For the mains I went with the recommended signature dish of baked lobster fishcake with warm vinaigrette of fresh ginger and chives. Mouth-watering umami-aroma burst from my plate in a moment of olfactory nirvana. A mound of crispy golden lobster was lavished with spring onions, parsley and an unusual but harmonious sprinkling of coriander.

The ravioli de Romans were a revelation. The little parcels of cheese-filled pasta were served floating in a pool of fine herb bouillon. This meal though light and delicate, still had a wonderful depth of flavour that is always sought, but not always found, in a vegetarian meal. The scaled down portions of the Demoiselle menu ensure that you won’t over extend yourself and they leave just the right amount of space for a coffee and an indulgent sweetie.

The Galvins picked this site because they felt it was the only choice for a quintessential Harrod’s culinary experience. Nestled on the mezzanine floor of the extravagant food court, Demoiselle over looks a cornucopia of fresh produce, delicacies and some of the finest food that London has to offer.

The modest refurbishment reveals Sarah Galvin’s feminine influence.
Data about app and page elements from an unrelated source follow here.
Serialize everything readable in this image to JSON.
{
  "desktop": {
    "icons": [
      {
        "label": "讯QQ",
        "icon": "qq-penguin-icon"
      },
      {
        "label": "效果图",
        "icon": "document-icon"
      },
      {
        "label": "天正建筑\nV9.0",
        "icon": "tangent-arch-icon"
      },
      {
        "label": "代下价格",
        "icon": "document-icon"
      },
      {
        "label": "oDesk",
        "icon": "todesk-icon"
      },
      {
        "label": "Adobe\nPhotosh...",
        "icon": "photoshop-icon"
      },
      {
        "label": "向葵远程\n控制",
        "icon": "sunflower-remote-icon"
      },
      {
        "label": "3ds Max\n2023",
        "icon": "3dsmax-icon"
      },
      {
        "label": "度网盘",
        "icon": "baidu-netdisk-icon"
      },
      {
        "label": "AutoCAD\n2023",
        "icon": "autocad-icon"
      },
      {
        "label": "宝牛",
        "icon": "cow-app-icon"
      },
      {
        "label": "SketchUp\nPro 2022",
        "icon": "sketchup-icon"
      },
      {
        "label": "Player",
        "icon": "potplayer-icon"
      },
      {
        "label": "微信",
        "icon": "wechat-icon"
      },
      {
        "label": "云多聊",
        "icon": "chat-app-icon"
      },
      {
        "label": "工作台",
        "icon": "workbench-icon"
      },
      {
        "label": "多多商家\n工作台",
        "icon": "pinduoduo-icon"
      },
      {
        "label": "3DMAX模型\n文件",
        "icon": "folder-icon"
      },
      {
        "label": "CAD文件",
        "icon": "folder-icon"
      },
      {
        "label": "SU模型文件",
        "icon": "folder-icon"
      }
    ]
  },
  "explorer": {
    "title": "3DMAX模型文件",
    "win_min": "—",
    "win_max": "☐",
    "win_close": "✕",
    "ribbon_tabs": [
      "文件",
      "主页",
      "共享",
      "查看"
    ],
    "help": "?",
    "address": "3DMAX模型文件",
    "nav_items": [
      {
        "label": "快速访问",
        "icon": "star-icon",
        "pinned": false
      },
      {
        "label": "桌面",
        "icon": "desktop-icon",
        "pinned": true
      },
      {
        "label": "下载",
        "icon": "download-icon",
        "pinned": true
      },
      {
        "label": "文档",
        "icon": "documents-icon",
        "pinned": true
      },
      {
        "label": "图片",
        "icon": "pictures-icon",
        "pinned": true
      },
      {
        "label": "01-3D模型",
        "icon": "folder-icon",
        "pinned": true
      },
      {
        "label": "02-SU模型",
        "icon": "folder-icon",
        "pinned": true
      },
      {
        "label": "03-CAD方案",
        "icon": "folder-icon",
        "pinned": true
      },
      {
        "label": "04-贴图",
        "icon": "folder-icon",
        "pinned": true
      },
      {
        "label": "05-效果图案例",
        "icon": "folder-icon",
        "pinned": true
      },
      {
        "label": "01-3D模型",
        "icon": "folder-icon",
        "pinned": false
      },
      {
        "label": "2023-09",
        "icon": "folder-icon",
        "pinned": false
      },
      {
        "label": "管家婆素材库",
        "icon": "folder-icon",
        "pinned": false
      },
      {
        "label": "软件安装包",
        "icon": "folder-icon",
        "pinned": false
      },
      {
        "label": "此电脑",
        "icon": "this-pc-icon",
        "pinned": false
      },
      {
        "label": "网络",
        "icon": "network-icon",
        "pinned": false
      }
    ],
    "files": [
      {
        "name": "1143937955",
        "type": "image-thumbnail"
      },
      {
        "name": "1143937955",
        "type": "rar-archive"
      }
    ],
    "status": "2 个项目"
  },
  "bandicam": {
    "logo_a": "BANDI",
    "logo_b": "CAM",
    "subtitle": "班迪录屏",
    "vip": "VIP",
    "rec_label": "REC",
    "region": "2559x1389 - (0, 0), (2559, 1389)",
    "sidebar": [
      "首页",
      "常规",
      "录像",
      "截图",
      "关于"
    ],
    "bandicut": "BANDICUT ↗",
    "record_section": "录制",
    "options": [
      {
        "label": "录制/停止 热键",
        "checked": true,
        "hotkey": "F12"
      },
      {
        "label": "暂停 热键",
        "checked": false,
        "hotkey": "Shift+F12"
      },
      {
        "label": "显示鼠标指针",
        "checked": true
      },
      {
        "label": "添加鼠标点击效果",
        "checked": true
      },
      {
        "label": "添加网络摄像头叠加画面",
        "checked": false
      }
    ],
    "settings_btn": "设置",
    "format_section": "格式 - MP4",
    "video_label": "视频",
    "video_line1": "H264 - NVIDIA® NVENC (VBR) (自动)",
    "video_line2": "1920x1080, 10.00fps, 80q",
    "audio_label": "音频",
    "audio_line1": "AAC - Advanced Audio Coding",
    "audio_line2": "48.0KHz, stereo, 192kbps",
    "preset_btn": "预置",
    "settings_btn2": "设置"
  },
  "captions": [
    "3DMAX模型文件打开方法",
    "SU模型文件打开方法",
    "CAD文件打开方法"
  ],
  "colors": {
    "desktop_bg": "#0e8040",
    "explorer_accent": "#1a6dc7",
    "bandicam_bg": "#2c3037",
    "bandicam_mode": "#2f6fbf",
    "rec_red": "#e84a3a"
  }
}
The soft tones of dusky peach and sage green bring a fresh and sophisticated flair to the booths and banquettes. Early evening is the best time to visit Demoiselle, according to Sarah. The bustle and crowds of the tourist trade has died down by then and it’s just you, your supper and a glass of wine surrounded by the kind of old-world splendour that Harrod’s does so well.

We rounded off our lunch with a couple of puddings. The dessert selection is small, but contains all the classics including Apple Tart Tatin, Tart au Citron, and Crème Caramel. We went with the Baba au Rhum and Petit Pot au Chocolat.

While the rum baba wasn’t as soused as I like it, it was lovely and light, adorned with plumped raisins and Chantilly cream. The chocolate pot was decadent, but the Sable biscuits proved to be just a little too delicate for our heavy-handed approach, we ended up with crumbled biscuit all over the table.

I got the feeling that no matter what I had ordered at Demoiselle, it would have been amazing. The standard is Harrod’s-high, the produce is fresh, and after all, the Galvins are involved. And while you might not be able to order a cream tea anymore, the Galvin’s haven’t left the morning and afternoon tea crowd out in the cold. You can always order the Demoiselle Afternoon tea and never fear George is still behind the counter making the coffee.